Word for word (PoemTalk #152)
In Seattle, Washington, Al Filreis convened Kate Colby, Tyrone Wiilliams, Mónica de la Torre, and Aldon Nielsen to talk about a late poem of Wallace Stevens, “The Poem That Took the Place of a Mountain.” The group collaborates on an enumeration of possibilities for understanding the poet’s current ruminative state as a retrospective view of his previous poems and old ideas about poetry. Past perfect and conditional language — had needed, would be right, would discover, could lie — make us doubt that there is or ever was such a thing as a “there” in “There it was.” There what was? The words? The new words of this poem? The old words on previous poems about the uphill climb of poetic career? The new poem about such old poems re-presents the word-for-word mountain and never really means, it seems, to stand in for the thing itself. This isn’t mere exhaustion. It’s a final development of theory.
We filmed this discussion and present the unedited video recording here, along with the usual edited ModPo podcast recording. Our recording of Stevens performing the poem comes from a somewhat mysterious reel that seems to be associated with a 1952 reading at Harvard. (See PennSound’s Stevens page for more information and for another recording.)
Once they had worked through this dilemma of a retrospective late style, the group walked to a convention center nearby and hosted a Modern Language Association panel on how contemporary poets — at least these poets — are responding to Stevens now. The video recording of that panel is presented below.
The venture was in co-sponsored by — and generously supported by — the Wallace Stevens Society. PoemTalk and the Kelly Writers House are grateful to staff at the MLA for helping us to arrange permissions associated with the panel discussion. Chris Martin and Zach Carduner recorded and filmed both sessions. And Zach Carduner, as always, edited the audio for the podcast.

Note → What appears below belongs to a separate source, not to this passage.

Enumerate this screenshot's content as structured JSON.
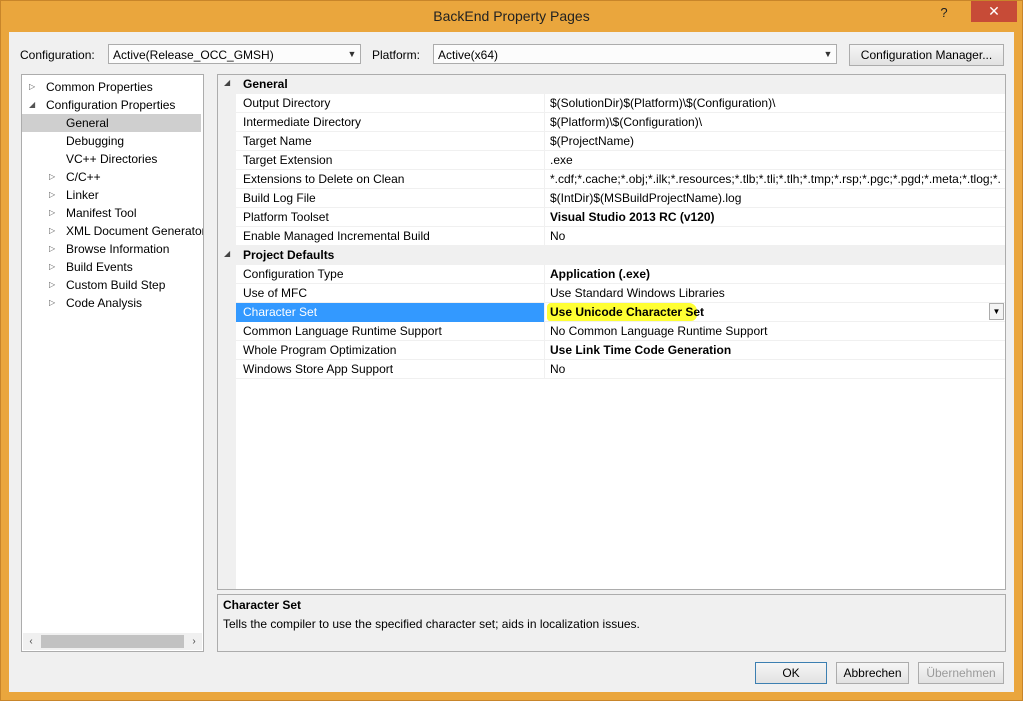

Avid PoemTalk followers will note that this is the second episode on this gnarly poem. Episode #83 back in 2014 brought together Nancy Kuhl, Dee Morris, and Susan Howe to discuss the very same poem-mountain. There is no end, surely, to the project of recomposing the pines.
Here is a recording of the MLA panel on Stevens and contemporary poets: